A significant number of rooftop antenna sites owned primarily by wireless carriers exceed FCC public and occupational exposure limits, make it impossible for workers to avoid standing in front of antennas, and are inadequately posted with warnings and barriers. The people who measure RF radiation levels at broadcast and wireless sites have known this for years. Now a lot more people are getting the message, and it’s put the FCC (already smarting from the LightSquared debacle) in the position of trying to explain why it isn’t enforcing its own rules in the case of wireless carriers, all the while regularly nicking broadcasters for trivial infractions like not announcing their call sign at the top of the hour. Not a single fine has been levied by FCC against a wireless carrier for exceeding the limits.
The issue came to light last month when a group called the EM Radiation Policy Group sent out a press release announcing the results of work it had conducted to “unimpeachably” show that these problems exist, that the FCC ignores them, and that perhaps, just perhaps, it was because wireless carriers are good customers. That is, wireless carriers have added tens of billions of dollars to federal government coffers by buying the one thing the FCC has to offer: spectrum.
I have somewhat mixed feelings about this.

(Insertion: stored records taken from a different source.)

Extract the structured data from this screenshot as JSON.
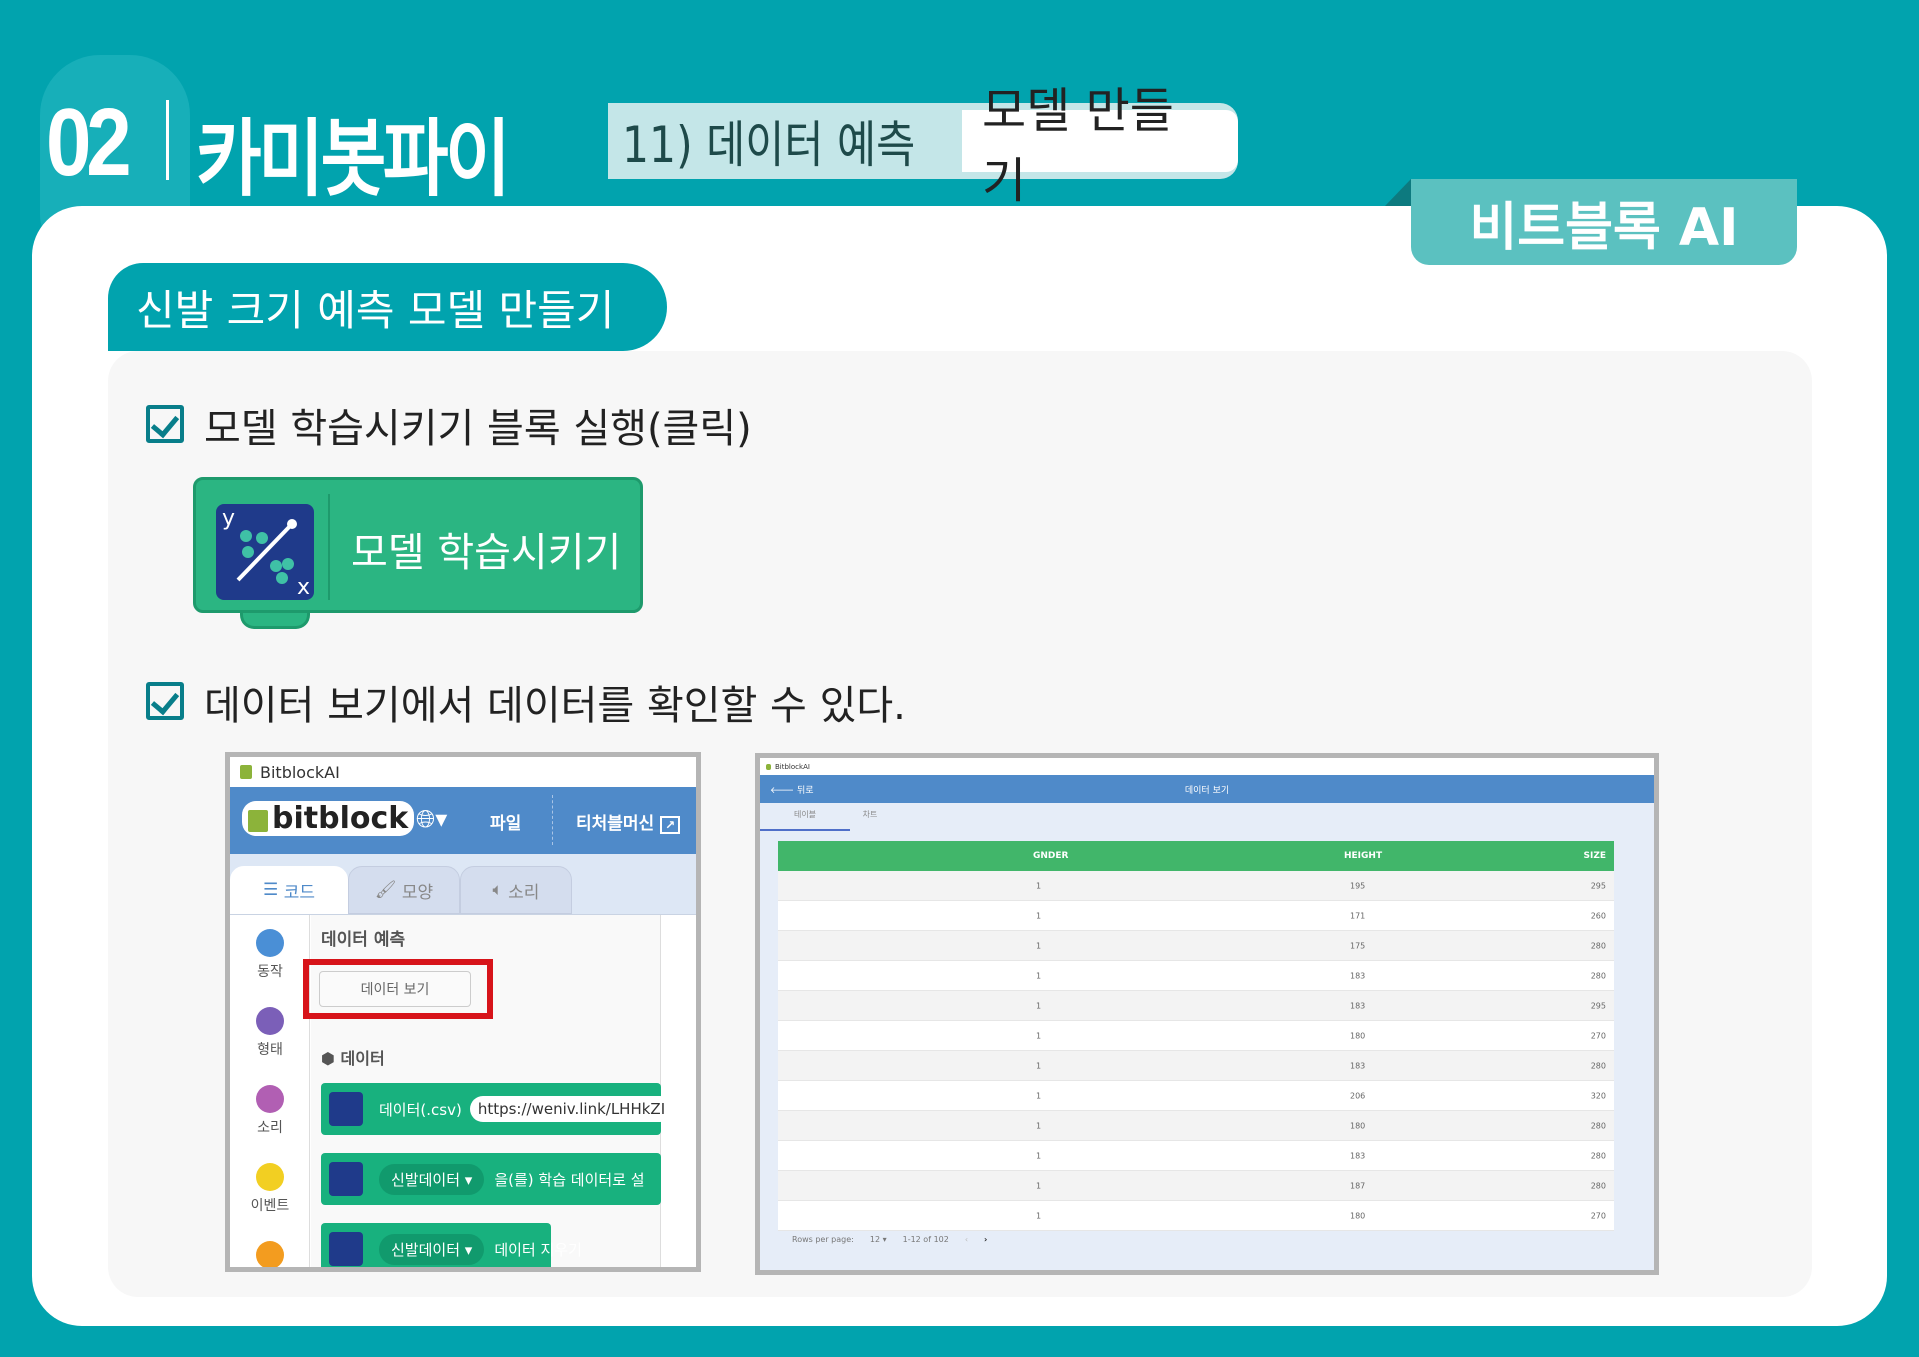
{
  "header": {
    "number": "02",
    "brand": "카미봇파이",
    "subtitle": "11) 데이터 예측",
    "subtitle_highlight": "모델 만들기",
    "tag": "비트블록 AI"
  },
  "section": {
    "title": "신발 크기 예측 모델 만들기"
  },
  "steps": [
    {
      "text": "모델 학습시키기 블록 실행(클릭)"
    },
    {
      "text": "데이터 보기에서 데이터를 확인할 수 있다."
    }
  ],
  "block": {
    "label": "모델 학습시키기",
    "icon_y": "y",
    "icon_x": "x"
  },
  "left_shot": {
    "window_title": "BitblockAI",
    "logo": "bitblock",
    "menu": {
      "language_icon": "globe-icon",
      "file": "파일",
      "teachable": "티처블머신"
    },
    "tabs": [
      "코드",
      "모양",
      "소리"
    ],
    "categories": [
      {
        "label": "동작",
        "color": "#4a8fd6"
      },
      {
        "label": "형태",
        "color": "#7b5fb8"
      },
      {
        "label": "소리",
        "color": "#b15fb3"
      },
      {
        "label": "이벤트",
        "color": "#f2cf22"
      },
      {
        "label": "",
        "color": "#f39c1f"
      }
    ],
    "palette_title": "데이터 예측",
    "view_data_button": "데이터 보기",
    "data_section": "데이터",
    "blocks": [
      {
        "label": "데이터(.csv)",
        "value": "https://weniv.link/LHHkZI"
      },
      {
        "dropdown": "신발데이터",
        "label": "을(를) 학습 데이터로 설"
      },
      {
        "dropdown": "신발데이터",
        "label": "데이터 지우기"
      }
    ],
    "highlight_color": "#d7141a"
  },
  "right_shot": {
    "window_title": "BitblockAI",
    "back": "뒤로",
    "title": "데이터 보기",
    "tabs": [
      "테이블",
      "차트"
    ],
    "columns": [
      "GNDER",
      "HEIGHT",
      "SIZE"
    ],
    "rows": [
      [
        "1",
        "195",
        "295"
      ],
      [
        "1",
        "171",
        "260"
      ],
      [
        "1",
        "175",
        "280"
      ],
      [
        "1",
        "183",
        "280"
      ],
      [
        "1",
        "183",
        "295"
      ],
      [
        "1",
        "180",
        "270"
      ],
      [
        "1",
        "183",
        "280"
      ],
      [
        "1",
        "206",
        "320"
      ],
      [
        "1",
        "180",
        "280"
      ],
      [
        "1",
        "183",
        "280"
      ],
      [
        "1",
        "187",
        "280"
      ],
      [
        "1",
        "180",
        "270"
      ]
    ],
    "footer": {
      "rows_per_page_label": "Rows per page:",
      "rows_per_page": "12",
      "range": "1-12 of 102",
      "prev": "‹",
      "next": "›"
    }
  }
}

On the one hand, the FCC does seem to be clueless many times, about things they should be expert at understanding. Examples such as the LightSquared fiasco, and the TV "white space" impending fiasco, are obvious examples.

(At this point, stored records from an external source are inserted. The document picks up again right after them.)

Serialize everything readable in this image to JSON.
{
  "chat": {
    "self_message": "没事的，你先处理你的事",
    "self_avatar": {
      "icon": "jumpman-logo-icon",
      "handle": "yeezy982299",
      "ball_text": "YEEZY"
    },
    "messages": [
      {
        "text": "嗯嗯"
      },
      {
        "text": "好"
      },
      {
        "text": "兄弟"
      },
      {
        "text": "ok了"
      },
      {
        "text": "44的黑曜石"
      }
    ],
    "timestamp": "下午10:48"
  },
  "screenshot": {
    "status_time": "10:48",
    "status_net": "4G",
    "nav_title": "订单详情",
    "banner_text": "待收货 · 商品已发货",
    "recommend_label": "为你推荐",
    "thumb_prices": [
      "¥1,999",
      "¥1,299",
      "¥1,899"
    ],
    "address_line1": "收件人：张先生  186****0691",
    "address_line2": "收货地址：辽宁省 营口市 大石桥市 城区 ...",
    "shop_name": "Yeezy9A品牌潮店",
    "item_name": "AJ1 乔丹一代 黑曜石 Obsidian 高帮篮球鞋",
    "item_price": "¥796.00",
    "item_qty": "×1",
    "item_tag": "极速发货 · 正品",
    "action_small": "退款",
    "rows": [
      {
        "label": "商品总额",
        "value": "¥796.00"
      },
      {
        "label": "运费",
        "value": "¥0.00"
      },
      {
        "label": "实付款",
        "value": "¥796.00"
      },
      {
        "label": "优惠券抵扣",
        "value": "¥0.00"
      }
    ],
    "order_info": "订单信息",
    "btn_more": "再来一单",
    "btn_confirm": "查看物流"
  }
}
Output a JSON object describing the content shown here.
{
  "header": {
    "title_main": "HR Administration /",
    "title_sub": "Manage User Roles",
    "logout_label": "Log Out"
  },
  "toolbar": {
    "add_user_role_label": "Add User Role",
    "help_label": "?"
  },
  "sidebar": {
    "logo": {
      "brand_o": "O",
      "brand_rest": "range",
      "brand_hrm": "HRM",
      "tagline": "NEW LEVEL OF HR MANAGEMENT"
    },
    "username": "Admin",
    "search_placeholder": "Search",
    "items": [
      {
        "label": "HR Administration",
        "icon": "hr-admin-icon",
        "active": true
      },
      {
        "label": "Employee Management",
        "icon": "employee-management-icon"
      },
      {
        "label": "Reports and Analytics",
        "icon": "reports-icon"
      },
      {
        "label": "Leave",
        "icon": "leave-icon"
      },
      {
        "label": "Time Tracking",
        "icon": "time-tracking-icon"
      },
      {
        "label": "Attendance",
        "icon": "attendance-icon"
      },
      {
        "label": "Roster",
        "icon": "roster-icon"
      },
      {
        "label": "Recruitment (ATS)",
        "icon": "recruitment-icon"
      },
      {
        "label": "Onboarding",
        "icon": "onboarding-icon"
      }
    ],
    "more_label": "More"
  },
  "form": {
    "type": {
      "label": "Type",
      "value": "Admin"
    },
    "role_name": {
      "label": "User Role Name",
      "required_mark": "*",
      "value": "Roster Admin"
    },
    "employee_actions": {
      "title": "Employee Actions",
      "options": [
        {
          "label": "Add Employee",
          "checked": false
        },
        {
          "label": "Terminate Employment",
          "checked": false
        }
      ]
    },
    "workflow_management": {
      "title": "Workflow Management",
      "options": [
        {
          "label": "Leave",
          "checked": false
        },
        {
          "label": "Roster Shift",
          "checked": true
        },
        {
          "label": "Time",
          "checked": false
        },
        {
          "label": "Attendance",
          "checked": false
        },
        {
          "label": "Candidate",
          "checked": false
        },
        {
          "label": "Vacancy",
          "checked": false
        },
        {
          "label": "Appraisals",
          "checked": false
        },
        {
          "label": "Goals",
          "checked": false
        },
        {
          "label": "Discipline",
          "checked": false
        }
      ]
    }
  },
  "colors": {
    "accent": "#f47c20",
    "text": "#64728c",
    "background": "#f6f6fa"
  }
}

On the other hand, I'm not sure just how much of an issue this 6X over limit measurement really is. I assume they're talking about those clustered cellular base stations we see on top of buildings. Inside the building, where people work, I'm not sure whether the levels are any higher than at home, with WiFi and cordless phones, or on the train, where every Tom, Dick, and Harry sitting close by is mindlessly texting or otherwise busy transmitting low power RF just inches or feet from you.
The inverse square law is what applies to point sources such as these. Power density drops off quite rapidly as distance increases. Use of the term "600 percent" seems tailor-made for engendering that "ooooh aaaaah" reaction.
Yes, another government agency that services the abusers of the system and abandons the average citizen to the unknown risks of EM levels.
I thought these agencies were set up for the public safety!
Another example on how the government no longer serves a purpose in our modern society.
Just my opinion.
David Patterson, known for his pioneering research that led to RAID, clusters and more, is part of a team at UC Berkeley that recently made its RISC-V processor architecture an open source hardware offering. We talk with Patterson and one of his colleagues behind the effort about the opportunities they see, what new kinds of designs they hope to enable and what it means for today’s commercial processor giants such as Intel, ARM and Imagination Technologies.